**Assignment**. Extract every record, exactly as written, and ignore the pictures.

+---+

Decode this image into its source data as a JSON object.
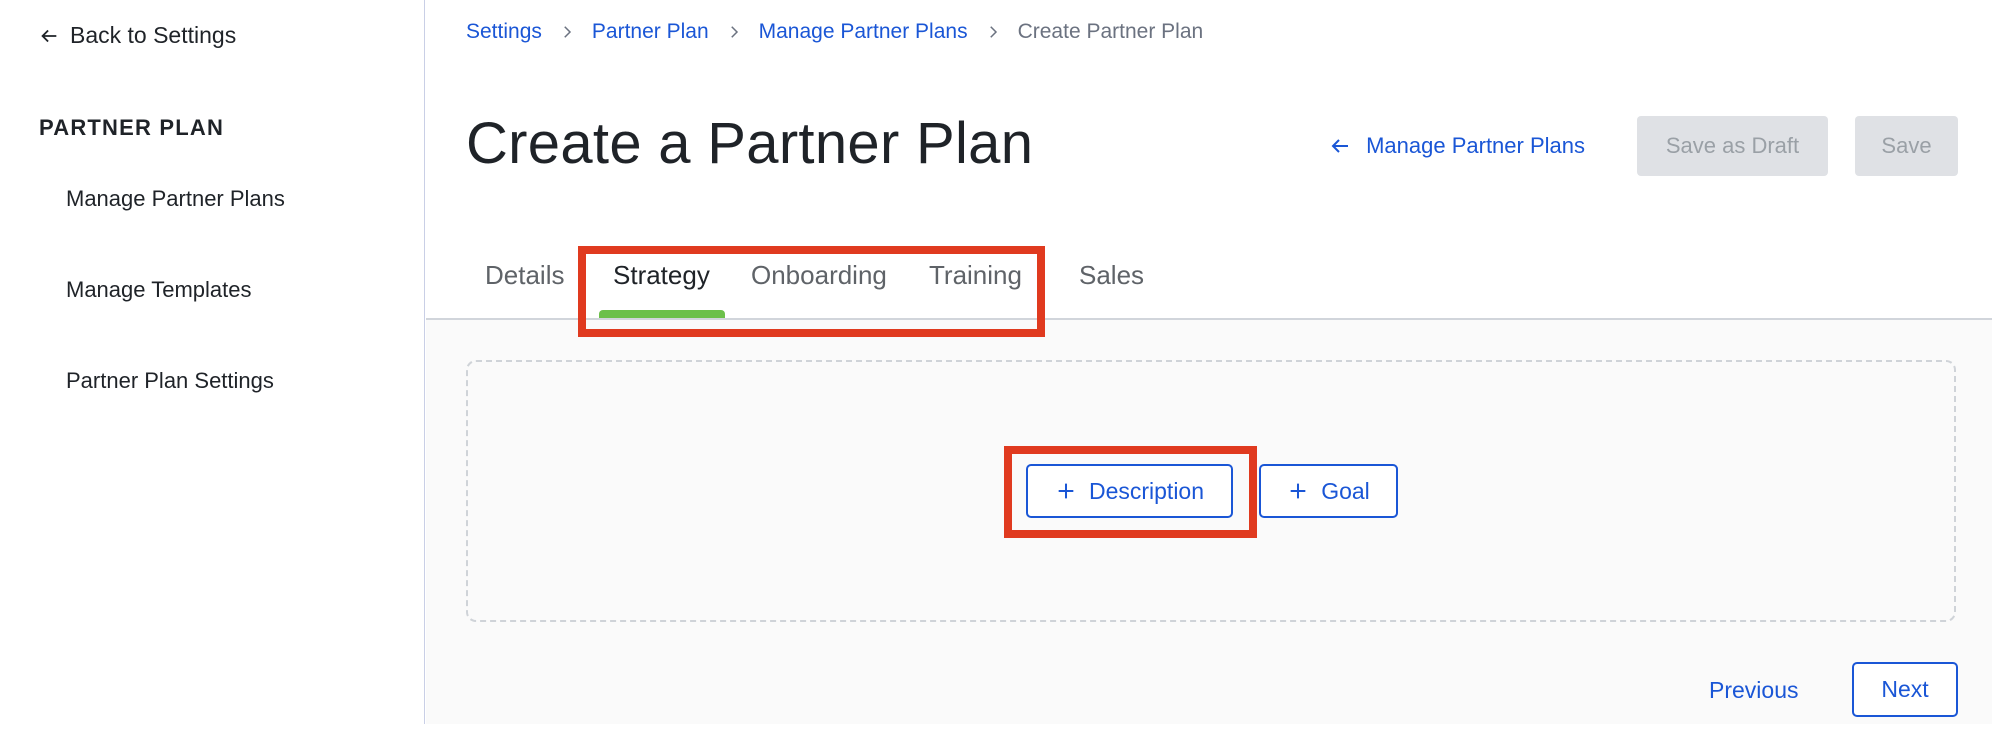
{
  "sidebar": {
    "back_label": "Back to Settings",
    "section_title": "PARTNER PLAN",
    "items": [
      {
        "label": "Manage Partner Plans"
      },
      {
        "label": "Manage Templates"
      },
      {
        "label": "Partner Plan Settings"
      }
    ]
  },
  "breadcrumb": {
    "items": [
      "Settings",
      "Partner Plan",
      "Manage Partner Plans"
    ],
    "current": "Create Partner Plan"
  },
  "header": {
    "title": "Create a Partner Plan",
    "manage_link": "Manage Partner Plans",
    "save_draft": "Save as Draft",
    "save": "Save"
  },
  "tabs": [
    {
      "label": "Details",
      "active": false
    },
    {
      "label": "Strategy",
      "active": true
    },
    {
      "label": "Onboarding",
      "active": false
    },
    {
      "label": "Training",
      "active": false
    },
    {
      "label": "Sales",
      "active": false
    }
  ],
  "content": {
    "add_description": "Description",
    "add_goal": "Goal"
  },
  "footer": {
    "previous": "Previous",
    "next": "Next"
  },
  "colors": {
    "link": "#1a56d6",
    "active_tab_indicator": "#6cc04a",
    "highlight": "#e03a1f",
    "disabled_button_bg": "#dfe1e5"
  },
  "icons": [
    "arrow-left-icon",
    "chevron-right-icon",
    "plus-icon"
  ]
}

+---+

**Exercise solution**.
Decode this image into its source data as a JSON object.
{
  "sidebar": {
    "back_label": "Back to Settings",
    "section_title": "PARTNER PLAN",
    "items": [
      {
        "label": "Manage Partner Plans"
      },
      {
        "label": "Manage Templates"
      },
      {
        "label": "Partner Plan Settings"
      }
    ]
  },
  "breadcrumb": {
    "items": [
      "Settings",
      "Partner Plan",
      "Manage Partner Plans"
    ],
    "current": "Create Partner Plan"
  },
  "header": {
    "title": "Create a Partner Plan",
    "manage_link": "Manage Partner Plans",
    "save_draft": "Save as Draft",
    "save": "Save"
  },
  "tabs": [
    {
      "label": "Details",
      "active": false
    },
    {
      "label": "Strategy",
      "active": true
    },
    {
      "label": "Onboarding",
      "active": false
    },
    {
      "label": "Training",
      "active": false
    },
    {
      "label": "Sales",
      "active": false
    }
  ],
  "content": {
    "add_description": "Description",
    "add_goal": "Goal"
  },
  "footer": {
    "previous": "Previous",
    "next": "Next"
  },
  "colors": {
    "link": "#1a56d6",
    "active_tab_indicator": "#6cc04a",
    "highlight": "#e03a1f",
    "disabled_button_bg": "#dfe1e5"
  },
  "icons": [
    "arrow-left-icon",
    "chevron-right-icon",
    "plus-icon"
  ]
}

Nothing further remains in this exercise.